The movie was fantastic and I’m actually surprised it didn’t gain more awards. Mark Rylance is brilliant as the introverted and humble scientist who falls into a wealthy family. Kristin Scott Thomas, as you well know, is one of my favorites. I keep finding films, both old and new, and am always excited. Here, while she was supposed to be playing the underclass science nerd, she can’t help glowing in that sultry way of hers. Patsy Kensit plays the lilting Lily, Rylance falls for (and research on her indicated she has me beat by a marriage or two, all to rockers, and none of which lasted more than 4 years). Douglas Henshall plays the bullying brother and was tremendous. He’s still active in British tv and was nominated recently for a BAFTA in Scotland.

In case you’d want to borrow it from your local library, I won’t say too much about the plot. Suffice to say, it takes some twists and turns and (and picture Groucho Marx and his cigar) speaking to twists and turns, has some of the best filmed sex scenes I’ve seen in a long time. Those Brits don’t mind showing the bodies and why not? They all looked great!

Midnight Cowboy: Something Old, New, Borrowed, and Blue,

My love for cinema didn’t really begin until 2006 after the breakup of what I thought was the love of my life. I’ll never forget the night my film love affair started at the Dryden Theater at the George Eastman House where I saw Harold and Maude for the first time. I was mesmerized by the black comedy and the beautiful Cat Stevens soundtrack. I was hooked.

In between then and now, I concentrated on both new and old films trying to play catch up. This is a long way around to say that I just had the chance to watch Midnight Cowboy from 1969. Wow! The movie truly is something old, something new (to me), something borrowed (library) and something blue (sad).

What amazed me were both the trivial and the profound:
Trivial first…I both forgot (Leona Hemsley) and didn’t realize (a scene from Midnight Cowboy shows a wealthy woman putting false eye lashes on her dog as well as designer clothing) that pet worship has been around for quite awhile.

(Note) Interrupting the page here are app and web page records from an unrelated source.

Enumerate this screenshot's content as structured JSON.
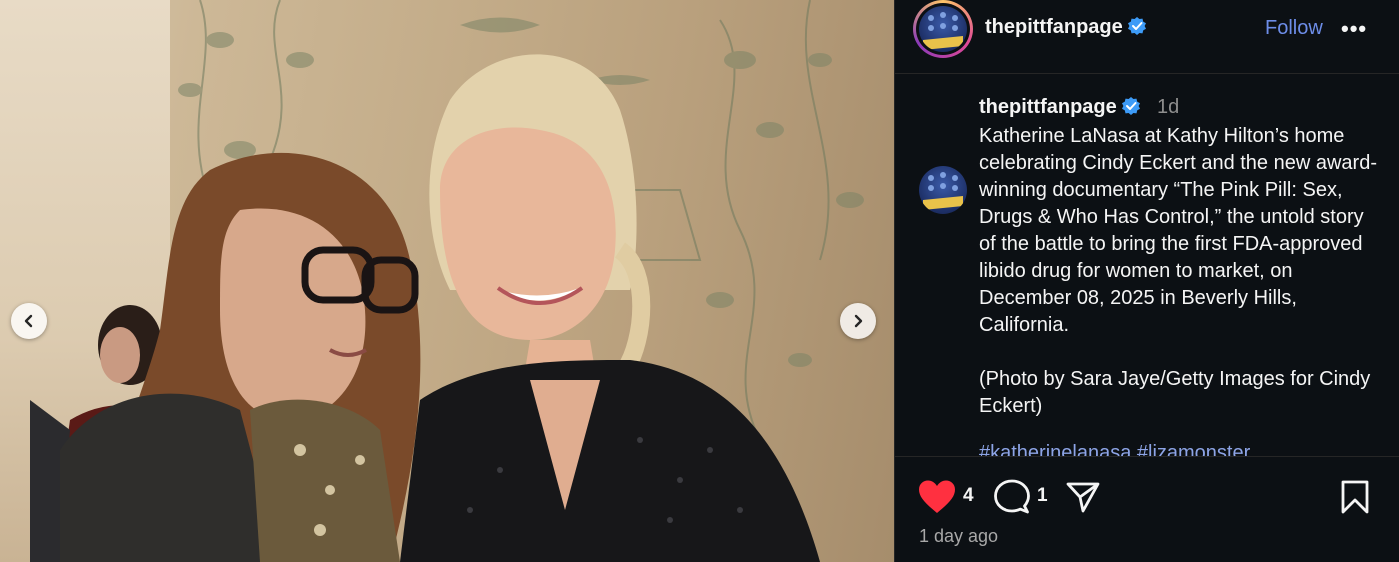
{
  "post": {
    "username": "thepittfanpage",
    "follow_label": "Follow",
    "more_label": "•••",
    "time_ago": "1d",
    "caption": "Katherine LaNasa at Kathy Hilton’s home celebrating Cindy Eckert and the new award-winning documentary “The Pink Pill: Sex, Drugs & Who Has Control,” the untold story of the battle to bring the first FDA-approved libido drug for women to market, on December 08, 2025 in Beverly Hills, California.\n\n(Photo by Sara Jaye/Getty Images for Cindy Eckert)",
    "hashtags_partial": "#katherinelanasa #lizamonster",
    "likes_count": "4",
    "comments_count": "1",
    "date_label": "1 day ago"
  },
  "colors": {
    "panel_bg": "#0c1014",
    "follow": "#6d8de8",
    "like": "#ff3040",
    "verified": "#3d9bf7"
  },
  "icons": {
    "prev": "chevron-left-icon",
    "next": "chevron-right-icon",
    "like": "heart-filled-icon",
    "comment": "comment-bubble-icon",
    "share": "paper-plane-icon",
    "save": "bookmark-icon",
    "verified": "verified-badge-icon"
  }
}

I witness this often in Sarasota (an observation not a judgment as noted widely as in this Wired article form 2015: https://www.wired.com/2015/04/people-care-pets-humans/).

Profound: John Schlesinger competently moved from flashback to fantasy to reality scenes in a movie made before many high tech editing was available. Hence, why the film (and his direction) won Academy Awards.

More profound: Like my Taste of Honey review, though ten years later, Schlesinger bravely portrayed homosexuality, in America, this time. He also, like the British kitchen sink films, chose to highlight reality over Hollywood endings.

And if I had to choose a song to be looped in my head forever, Everybody’s Talkin’ At Me by Nilsson, which bookends the film, would always be a solid choice.

More trivial: Jon Voight’s perfect baby round face and his full lips are clear paternal lineage to Angleina Jolie’s beauty. Dustin Hoffman was brilliant as Ratzo and proves his acting chops started from the get go. Too bad he, as well a DeNiro, have let their careers slide into “Meet the Fockers Two” caliber flicks. Seeing Brenda Vaccaro as a young woman in a hot sex scene was a blast.

My favorite scenes show my Floridian bias: the fantasy scene where Ratzo dreams of making it big in Miami. His fantasy show how much he wanted simple recognition, not babes. The beach scece where Hoffman races Voight in a white suit is drop dead gorgeous. As my Dad warned me, the end scenes are heartbreaking, but poignant.

Truly a treasure to dig up at your local library if you’ve never seen Midnight Cowboy.